**INPUT**
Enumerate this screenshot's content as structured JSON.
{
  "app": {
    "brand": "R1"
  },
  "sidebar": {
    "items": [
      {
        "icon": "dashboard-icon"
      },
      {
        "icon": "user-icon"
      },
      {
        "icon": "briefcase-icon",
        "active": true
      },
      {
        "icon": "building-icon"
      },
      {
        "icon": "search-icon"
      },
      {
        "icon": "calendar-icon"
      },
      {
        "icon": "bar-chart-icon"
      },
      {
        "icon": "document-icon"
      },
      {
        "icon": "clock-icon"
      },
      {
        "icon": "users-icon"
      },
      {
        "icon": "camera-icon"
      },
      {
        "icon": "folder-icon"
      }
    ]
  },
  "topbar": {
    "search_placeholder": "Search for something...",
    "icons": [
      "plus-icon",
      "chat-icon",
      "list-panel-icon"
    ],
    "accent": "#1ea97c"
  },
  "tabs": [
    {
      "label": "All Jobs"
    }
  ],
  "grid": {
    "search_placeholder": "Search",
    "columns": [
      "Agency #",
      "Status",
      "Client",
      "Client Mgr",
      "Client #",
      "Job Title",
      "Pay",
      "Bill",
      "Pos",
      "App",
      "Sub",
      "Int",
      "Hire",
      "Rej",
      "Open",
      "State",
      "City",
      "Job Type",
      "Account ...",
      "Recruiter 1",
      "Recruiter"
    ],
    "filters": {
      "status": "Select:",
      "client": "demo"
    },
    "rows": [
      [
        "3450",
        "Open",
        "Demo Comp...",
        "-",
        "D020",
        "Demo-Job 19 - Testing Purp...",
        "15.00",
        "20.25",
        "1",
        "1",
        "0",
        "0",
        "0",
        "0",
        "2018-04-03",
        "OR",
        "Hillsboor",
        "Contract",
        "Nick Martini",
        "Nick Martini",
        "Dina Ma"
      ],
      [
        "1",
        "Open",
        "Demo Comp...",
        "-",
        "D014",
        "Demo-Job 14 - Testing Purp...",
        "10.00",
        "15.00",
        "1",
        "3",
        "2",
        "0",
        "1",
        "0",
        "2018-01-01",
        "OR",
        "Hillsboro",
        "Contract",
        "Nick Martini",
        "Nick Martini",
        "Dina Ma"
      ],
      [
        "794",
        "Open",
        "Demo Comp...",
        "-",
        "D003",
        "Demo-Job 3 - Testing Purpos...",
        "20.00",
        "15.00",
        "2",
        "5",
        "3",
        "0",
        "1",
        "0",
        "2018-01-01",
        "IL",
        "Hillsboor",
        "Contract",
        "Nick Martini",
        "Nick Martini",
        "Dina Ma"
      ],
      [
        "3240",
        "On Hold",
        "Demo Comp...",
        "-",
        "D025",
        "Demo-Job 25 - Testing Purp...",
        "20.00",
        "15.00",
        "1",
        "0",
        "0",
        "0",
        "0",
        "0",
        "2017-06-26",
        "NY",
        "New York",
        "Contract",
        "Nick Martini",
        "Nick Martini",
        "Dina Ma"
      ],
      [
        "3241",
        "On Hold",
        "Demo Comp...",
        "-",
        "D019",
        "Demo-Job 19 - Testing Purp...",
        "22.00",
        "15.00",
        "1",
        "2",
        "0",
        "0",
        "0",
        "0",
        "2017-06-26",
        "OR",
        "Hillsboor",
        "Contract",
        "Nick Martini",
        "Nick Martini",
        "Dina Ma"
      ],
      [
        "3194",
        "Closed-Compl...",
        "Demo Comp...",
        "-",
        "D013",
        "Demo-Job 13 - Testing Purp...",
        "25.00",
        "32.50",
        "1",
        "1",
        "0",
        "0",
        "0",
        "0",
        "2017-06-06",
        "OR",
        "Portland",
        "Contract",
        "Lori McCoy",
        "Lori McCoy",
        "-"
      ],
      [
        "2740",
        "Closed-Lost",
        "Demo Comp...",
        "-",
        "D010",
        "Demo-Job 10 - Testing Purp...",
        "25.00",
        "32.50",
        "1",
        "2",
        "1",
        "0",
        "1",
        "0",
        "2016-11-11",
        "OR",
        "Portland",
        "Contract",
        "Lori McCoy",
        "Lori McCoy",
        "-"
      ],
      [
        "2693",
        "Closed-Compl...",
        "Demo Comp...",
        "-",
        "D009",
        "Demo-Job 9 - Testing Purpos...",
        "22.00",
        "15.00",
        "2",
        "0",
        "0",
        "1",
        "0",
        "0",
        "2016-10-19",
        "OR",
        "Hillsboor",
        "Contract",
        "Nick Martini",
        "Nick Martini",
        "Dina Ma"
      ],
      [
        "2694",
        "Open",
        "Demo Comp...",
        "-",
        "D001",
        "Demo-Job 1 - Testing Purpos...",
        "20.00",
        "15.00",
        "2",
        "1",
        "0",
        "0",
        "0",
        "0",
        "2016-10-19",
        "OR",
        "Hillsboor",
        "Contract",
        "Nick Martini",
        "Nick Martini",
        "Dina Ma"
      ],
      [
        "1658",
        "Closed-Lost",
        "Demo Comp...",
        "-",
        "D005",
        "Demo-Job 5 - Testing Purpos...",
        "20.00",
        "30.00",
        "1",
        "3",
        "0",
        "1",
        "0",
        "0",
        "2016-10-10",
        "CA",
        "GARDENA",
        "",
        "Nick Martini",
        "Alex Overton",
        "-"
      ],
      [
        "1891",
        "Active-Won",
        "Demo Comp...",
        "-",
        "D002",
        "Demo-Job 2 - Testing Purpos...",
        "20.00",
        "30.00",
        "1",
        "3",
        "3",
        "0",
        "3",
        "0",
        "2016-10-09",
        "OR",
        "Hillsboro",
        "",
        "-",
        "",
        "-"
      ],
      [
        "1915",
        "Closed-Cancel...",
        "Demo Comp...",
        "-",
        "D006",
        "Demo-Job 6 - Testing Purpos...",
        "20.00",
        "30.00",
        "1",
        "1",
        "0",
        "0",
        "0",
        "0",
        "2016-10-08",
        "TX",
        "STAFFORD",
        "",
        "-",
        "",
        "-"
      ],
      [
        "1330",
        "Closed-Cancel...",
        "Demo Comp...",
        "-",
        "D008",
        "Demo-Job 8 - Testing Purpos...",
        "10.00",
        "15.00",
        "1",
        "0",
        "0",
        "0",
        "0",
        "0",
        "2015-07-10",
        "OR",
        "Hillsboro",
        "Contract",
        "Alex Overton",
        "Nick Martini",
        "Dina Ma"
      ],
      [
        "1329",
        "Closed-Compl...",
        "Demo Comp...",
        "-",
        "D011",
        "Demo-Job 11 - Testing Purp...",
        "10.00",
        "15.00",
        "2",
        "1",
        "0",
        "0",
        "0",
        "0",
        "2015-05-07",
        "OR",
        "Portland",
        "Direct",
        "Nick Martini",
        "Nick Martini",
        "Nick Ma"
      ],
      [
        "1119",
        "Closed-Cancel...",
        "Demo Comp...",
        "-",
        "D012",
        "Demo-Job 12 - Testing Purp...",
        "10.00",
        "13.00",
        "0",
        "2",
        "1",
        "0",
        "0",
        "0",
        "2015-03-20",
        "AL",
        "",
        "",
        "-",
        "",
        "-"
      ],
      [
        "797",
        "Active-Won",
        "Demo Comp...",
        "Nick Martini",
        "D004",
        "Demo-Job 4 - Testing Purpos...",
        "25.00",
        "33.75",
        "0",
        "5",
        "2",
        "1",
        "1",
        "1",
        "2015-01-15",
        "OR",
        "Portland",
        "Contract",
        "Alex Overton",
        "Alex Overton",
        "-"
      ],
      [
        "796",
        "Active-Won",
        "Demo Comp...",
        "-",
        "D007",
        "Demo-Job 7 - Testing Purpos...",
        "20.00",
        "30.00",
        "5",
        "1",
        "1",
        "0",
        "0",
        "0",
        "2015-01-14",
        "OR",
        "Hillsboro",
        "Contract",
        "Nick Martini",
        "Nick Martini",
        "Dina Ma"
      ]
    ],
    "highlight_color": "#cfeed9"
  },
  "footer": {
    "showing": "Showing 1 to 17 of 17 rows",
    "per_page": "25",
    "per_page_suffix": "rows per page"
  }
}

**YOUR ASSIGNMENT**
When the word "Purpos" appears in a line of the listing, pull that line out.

**RESPONSE**
        "Demo-Job 3 - Testing Purpos...",
        "Demo-Job 9 - Testing Purpos...",
        "Demo-Job 1 - Testing Purpos...",
        "Demo-Job 5 - Testing Purpos...",
        "Demo-Job 2 - Testing Purpos...",
        "Demo-Job 6 - Testing Purpos...",
        "Demo-Job 8 - Testing Purpos...",
        "Demo-Job 4 - Testing Purpos...",
        "Demo-Job 7 - Testing Purpos...",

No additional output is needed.